Asbestosis: A chronic lung disease that occurs when asbestos fibers are inhaled and causes scarring of lung tissue. It can lead to breathing difficulties, chest pain and persistent cough.

Pleural plaques: These are areas of thick and hardened tissue that can develop on the lining of the lungs after exposure to asbestos. Although it is not cancerous, it can cause breathing difficulties and chest pain.

Pleural effusion: It is the accumulation of fluid between the layers of tissue surrounding the lungs. It can be a symptom of asbestos-related diseases, including mesothelioma. These diseases may take years or even decades after exposure to asbestos to begin to appear. In addition, the severity of diseases can vary depending on the level and duration of exposure to asbestos, as well as other factors such as smoking history and general health.


? How does asbestos exposure occur

When asbestos-containing materials are disturbed, such as during mining, construction or demolition activities, microfibers can be littered with air and inhaled into the lungs. Over time the fibers are very small and can remain in the lungs for years, causing them to deteriorate over time.

Asbestos exposure can also occur due to indirect exposure, meaning individuals inhaling asbestos fibers during handling the clothing or equipment of someone who has been directly exposed to it. It can take years or even decades for symptoms to appear, meaning that people who were exposed to asbestos several years ago may now only experience symptoms.

Despite the well-documented health risks associated with asbestos, it is still used in some parts of the world. In some cases, this is due to a lack of awareness about the dangers of exposure to asbestos. In other cases, this is due to the fact that asbestos is a cheap and readily available material.
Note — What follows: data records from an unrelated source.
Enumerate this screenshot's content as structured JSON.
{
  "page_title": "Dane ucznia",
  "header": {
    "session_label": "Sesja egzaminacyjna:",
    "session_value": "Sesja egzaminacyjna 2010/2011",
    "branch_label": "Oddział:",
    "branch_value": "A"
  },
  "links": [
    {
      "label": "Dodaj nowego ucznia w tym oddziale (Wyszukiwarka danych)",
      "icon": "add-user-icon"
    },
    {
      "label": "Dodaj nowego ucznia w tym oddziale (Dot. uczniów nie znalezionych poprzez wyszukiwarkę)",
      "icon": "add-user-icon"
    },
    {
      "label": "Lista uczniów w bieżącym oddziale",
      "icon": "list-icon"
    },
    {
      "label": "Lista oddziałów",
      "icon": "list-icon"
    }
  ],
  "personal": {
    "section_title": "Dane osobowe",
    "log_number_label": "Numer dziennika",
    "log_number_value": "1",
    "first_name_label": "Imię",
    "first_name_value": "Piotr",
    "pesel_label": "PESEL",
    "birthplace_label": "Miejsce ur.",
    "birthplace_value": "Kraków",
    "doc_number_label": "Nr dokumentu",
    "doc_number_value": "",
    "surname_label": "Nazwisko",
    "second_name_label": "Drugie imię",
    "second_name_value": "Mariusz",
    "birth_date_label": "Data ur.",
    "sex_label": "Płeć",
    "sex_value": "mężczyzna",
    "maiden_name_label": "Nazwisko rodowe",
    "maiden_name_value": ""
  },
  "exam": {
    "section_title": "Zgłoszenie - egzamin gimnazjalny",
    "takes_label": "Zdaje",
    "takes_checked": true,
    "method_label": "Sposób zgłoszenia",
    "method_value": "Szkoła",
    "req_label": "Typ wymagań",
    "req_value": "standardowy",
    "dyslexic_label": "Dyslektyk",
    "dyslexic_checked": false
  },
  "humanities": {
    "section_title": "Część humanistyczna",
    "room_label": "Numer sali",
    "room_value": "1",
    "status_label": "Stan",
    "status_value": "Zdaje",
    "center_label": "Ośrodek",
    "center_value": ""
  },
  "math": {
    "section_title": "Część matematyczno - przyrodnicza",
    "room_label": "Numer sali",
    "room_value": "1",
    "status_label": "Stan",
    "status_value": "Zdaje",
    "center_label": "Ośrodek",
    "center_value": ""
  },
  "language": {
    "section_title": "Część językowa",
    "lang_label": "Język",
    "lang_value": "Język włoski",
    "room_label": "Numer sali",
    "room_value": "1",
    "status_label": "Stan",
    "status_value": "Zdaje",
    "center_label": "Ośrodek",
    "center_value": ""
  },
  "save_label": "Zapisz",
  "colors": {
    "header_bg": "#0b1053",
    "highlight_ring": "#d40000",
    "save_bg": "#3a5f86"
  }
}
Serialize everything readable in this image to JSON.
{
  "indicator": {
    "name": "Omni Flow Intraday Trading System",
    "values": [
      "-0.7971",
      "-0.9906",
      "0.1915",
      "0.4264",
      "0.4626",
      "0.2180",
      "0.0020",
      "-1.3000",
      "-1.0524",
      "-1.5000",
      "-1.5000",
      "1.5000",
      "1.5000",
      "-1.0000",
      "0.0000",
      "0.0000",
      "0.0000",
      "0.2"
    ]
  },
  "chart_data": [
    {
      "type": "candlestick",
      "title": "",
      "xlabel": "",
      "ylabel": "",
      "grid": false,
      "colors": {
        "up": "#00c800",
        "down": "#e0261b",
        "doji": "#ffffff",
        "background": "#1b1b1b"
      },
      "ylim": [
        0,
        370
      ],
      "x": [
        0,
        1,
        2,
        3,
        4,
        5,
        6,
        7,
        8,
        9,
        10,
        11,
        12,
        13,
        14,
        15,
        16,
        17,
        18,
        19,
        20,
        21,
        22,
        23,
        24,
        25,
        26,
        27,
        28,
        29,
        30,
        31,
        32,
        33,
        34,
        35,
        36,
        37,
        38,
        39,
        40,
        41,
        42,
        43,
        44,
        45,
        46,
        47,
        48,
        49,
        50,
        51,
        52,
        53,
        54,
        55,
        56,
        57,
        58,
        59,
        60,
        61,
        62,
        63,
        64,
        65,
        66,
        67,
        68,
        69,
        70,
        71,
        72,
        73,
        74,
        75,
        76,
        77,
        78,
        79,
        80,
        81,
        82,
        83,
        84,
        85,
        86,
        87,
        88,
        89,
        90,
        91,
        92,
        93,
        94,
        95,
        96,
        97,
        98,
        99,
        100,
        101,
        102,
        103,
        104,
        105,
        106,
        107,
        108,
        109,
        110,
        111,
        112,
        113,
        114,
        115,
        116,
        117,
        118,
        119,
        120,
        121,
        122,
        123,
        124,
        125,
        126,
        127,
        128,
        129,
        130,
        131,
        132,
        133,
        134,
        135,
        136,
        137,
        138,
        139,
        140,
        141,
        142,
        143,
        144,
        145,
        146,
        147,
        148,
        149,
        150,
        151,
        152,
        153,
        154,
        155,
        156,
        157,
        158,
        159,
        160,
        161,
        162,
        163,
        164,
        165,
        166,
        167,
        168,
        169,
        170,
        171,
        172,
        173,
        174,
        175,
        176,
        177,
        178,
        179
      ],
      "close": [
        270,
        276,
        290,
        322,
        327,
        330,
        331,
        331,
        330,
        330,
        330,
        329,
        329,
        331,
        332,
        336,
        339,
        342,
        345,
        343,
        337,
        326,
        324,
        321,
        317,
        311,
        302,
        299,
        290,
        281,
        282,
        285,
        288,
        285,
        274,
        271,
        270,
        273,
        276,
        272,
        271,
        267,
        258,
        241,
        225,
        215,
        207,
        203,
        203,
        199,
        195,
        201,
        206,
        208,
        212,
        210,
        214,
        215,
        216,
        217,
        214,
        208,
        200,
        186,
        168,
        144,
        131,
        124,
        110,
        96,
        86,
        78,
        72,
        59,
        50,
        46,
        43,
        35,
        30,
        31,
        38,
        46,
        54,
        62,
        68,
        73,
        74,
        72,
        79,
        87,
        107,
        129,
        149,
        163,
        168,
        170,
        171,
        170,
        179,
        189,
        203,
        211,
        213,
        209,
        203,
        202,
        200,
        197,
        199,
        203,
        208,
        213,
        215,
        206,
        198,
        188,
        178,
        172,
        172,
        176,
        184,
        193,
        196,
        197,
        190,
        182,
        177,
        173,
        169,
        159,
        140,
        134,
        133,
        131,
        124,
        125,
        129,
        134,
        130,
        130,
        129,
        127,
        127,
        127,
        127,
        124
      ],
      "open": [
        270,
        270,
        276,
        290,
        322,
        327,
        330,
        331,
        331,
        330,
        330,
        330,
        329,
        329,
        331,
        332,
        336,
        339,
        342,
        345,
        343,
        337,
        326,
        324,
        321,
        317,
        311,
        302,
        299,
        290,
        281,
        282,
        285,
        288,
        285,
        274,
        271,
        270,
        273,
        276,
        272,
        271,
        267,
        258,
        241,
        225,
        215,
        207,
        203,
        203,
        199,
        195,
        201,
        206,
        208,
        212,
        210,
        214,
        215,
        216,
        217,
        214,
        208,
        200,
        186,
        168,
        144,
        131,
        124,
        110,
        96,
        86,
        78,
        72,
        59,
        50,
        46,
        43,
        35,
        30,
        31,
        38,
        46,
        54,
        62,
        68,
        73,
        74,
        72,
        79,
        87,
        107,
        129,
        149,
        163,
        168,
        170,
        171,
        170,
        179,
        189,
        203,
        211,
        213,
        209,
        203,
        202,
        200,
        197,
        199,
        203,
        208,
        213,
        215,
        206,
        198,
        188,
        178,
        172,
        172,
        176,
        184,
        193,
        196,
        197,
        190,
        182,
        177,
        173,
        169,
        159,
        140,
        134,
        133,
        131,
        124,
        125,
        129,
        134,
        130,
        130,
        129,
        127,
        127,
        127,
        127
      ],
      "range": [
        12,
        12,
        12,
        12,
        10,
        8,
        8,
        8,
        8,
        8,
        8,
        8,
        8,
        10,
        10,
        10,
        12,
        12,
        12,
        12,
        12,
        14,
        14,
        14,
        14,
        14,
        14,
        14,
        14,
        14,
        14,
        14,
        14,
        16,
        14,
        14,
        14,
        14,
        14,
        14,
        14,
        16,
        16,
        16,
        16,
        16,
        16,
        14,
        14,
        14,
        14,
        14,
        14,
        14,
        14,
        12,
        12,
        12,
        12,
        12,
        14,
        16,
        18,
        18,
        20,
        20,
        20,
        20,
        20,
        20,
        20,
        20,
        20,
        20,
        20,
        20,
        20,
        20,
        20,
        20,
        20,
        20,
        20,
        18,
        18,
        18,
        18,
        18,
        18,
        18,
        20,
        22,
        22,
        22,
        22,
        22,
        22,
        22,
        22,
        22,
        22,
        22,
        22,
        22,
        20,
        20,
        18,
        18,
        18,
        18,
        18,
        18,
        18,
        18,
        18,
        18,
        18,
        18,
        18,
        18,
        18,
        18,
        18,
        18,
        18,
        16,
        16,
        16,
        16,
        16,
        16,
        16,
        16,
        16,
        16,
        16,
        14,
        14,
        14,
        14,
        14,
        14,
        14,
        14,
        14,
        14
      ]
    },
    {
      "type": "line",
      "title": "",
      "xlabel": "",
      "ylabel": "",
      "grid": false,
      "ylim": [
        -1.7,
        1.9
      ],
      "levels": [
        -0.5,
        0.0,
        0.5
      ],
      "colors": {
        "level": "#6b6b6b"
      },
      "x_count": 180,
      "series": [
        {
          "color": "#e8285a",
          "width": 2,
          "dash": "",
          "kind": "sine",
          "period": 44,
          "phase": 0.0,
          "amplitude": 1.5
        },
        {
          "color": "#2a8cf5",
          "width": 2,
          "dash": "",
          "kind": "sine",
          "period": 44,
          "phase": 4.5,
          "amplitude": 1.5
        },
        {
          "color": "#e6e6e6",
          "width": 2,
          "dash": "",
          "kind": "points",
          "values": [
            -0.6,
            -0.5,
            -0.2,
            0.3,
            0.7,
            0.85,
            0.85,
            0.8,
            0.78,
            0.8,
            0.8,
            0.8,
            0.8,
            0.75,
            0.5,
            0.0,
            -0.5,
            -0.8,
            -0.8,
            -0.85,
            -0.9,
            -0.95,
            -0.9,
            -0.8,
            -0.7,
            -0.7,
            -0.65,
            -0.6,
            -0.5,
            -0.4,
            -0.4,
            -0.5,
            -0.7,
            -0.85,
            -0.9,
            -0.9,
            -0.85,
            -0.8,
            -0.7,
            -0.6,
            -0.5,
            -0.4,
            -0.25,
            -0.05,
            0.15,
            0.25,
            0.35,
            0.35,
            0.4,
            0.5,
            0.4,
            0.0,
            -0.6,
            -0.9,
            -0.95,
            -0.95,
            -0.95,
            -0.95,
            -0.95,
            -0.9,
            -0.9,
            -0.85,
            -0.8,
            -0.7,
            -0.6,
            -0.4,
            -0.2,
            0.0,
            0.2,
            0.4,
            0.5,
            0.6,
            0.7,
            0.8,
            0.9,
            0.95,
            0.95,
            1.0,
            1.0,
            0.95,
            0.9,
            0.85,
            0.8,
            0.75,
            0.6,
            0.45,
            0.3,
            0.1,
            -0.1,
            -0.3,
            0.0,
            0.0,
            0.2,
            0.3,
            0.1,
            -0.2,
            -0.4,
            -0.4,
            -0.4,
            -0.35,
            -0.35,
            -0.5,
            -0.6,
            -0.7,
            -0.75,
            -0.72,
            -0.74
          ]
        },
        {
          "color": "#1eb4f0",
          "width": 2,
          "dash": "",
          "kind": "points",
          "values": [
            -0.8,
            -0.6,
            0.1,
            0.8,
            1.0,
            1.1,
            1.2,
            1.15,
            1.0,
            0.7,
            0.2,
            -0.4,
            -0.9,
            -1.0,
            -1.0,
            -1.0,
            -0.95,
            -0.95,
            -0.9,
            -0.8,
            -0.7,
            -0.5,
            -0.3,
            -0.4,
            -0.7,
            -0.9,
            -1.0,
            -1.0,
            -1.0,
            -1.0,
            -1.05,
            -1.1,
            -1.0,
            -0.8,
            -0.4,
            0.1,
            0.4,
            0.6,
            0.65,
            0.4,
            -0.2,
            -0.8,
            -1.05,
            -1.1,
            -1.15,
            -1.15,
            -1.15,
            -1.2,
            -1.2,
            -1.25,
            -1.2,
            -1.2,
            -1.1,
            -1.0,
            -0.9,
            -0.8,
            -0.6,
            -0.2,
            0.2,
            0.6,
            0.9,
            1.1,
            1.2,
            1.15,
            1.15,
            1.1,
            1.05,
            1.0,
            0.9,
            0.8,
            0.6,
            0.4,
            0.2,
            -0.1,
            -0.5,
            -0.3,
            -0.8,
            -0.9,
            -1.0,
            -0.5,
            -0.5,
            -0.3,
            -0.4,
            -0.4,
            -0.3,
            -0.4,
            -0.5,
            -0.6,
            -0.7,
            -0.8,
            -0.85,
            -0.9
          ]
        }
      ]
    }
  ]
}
All of the above has led many countries to take steps to ban or restrict the use of asbestos, but there is more that needs to be done to protect people from exposure to it, especially since it may be present in many facilities that have been built in the past, making it a source of danger during maintenance or demolition of old buildings.